Background: We have previously identified BRINP (BMP/RA-inducible neural-specific protein-1, 2, 3) family genes that possess the ability to suppress cell cycle progression in neural stem cells. Of the three family members, BRINP1 is the most highly expressed in various brain regions, including the hippocampus, in adult mice and its expression in dentate gyrus (DG) is markedly induced by neural activity. In the present study, we generated BRINP1-deficient (KO) mice to clarify the physiological functions of BRINP1 in the nervous system.

Results: Neurogenesis in the subgranular zone of dentate gyrus was increased in BRINP1-KO mice creating a more immature neuronal population in granule cell layer.
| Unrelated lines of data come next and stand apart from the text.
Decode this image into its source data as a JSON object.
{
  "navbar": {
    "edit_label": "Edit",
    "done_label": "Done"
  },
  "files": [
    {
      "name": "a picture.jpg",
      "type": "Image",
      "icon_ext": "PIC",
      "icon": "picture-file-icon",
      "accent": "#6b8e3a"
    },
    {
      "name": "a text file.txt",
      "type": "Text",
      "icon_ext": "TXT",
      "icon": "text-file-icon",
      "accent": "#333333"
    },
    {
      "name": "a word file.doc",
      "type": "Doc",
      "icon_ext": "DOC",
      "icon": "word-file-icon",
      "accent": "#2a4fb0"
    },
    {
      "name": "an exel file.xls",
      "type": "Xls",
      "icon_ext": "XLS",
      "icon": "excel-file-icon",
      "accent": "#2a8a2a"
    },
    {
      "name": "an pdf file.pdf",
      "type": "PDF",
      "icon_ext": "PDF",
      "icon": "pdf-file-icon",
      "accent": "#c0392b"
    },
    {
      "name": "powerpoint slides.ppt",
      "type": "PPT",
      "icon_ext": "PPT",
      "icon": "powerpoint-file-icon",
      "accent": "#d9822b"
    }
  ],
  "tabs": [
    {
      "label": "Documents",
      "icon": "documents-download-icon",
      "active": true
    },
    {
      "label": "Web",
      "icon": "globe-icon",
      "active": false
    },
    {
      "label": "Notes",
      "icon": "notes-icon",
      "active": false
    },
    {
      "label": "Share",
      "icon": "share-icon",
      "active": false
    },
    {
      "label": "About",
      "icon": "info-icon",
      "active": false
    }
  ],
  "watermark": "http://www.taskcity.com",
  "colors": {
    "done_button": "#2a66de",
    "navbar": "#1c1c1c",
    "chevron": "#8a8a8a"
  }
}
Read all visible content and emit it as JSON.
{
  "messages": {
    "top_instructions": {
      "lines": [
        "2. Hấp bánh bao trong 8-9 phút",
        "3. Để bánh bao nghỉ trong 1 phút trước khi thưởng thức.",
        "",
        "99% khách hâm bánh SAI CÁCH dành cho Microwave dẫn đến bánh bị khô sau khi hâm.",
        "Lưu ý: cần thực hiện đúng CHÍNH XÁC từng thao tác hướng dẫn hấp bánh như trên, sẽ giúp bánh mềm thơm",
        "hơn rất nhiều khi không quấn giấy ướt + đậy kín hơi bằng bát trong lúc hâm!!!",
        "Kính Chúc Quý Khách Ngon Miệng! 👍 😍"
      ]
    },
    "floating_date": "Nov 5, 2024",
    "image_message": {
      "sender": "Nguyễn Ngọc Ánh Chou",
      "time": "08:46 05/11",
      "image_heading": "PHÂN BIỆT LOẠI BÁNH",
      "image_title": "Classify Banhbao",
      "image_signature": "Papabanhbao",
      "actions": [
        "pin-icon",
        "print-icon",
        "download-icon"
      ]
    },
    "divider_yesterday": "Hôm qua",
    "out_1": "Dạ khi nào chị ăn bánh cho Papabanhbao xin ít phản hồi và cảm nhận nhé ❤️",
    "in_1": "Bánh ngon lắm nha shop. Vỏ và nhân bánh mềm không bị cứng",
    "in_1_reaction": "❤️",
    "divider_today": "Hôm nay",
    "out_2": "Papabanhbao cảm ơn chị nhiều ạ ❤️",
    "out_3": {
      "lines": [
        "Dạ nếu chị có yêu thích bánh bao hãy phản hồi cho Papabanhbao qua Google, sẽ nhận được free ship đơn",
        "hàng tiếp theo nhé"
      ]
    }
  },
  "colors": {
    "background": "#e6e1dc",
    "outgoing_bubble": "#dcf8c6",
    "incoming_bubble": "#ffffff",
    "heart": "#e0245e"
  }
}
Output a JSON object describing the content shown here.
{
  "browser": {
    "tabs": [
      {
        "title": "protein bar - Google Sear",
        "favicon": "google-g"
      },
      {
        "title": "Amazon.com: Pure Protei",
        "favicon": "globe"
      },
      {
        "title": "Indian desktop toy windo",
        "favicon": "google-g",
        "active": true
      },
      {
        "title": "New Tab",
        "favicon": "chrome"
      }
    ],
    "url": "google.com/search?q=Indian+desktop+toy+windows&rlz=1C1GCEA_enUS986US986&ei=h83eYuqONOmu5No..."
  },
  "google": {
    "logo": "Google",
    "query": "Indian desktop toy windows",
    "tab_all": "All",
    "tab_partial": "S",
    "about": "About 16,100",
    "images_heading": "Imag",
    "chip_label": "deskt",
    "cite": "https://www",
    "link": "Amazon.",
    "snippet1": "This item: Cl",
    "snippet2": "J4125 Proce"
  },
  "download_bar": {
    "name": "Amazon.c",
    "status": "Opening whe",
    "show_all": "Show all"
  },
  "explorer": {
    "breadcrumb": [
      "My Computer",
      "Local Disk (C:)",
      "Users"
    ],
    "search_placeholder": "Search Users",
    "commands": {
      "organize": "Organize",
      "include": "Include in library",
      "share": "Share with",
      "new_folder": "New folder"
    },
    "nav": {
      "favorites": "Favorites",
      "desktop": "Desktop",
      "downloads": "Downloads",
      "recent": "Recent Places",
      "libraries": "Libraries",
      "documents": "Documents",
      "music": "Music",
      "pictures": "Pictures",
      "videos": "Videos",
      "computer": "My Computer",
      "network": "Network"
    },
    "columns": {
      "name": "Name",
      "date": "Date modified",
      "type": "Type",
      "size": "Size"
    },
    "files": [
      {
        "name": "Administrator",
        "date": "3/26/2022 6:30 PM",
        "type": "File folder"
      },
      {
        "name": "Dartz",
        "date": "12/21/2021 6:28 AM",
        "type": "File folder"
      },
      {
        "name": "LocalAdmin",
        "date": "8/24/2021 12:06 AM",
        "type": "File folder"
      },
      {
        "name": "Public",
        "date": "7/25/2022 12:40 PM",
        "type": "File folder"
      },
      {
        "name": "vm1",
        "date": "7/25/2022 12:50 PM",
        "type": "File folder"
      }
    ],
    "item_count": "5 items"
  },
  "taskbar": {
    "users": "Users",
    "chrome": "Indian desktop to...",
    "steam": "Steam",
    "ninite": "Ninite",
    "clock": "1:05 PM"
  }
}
The number of parvalbumin expressing interneuron in hippocampal CA1 subregion was also increased in BRINP1-KO mice. Furthermore, BRINP1-KO mice showed abnormal behaviors with increase in locomotor activity, reduced anxiety-like behavior, poor social interaction, and slight impairment of working memory, all of which resemble symptoms of human psychiatric disorders such as schizophrenia and attention-deficit/hyperactivity disorder (ADHD).

Conclusions: Absence of BRINP1 causes deregulation of neurogenesis and impairments of neuronal differentiation in adult hippocampal circuitry. Abnormal behaviors comparable to those of human psychiatric disorders such as hyperactivity and poor social behavior were observed in BRINP1-KO mice. These abnormal behaviors could be caused by alteration of hippocampal circuitry as a consequence of the lack of BRINP1.

Show MeSH
Related in: MedlinePlus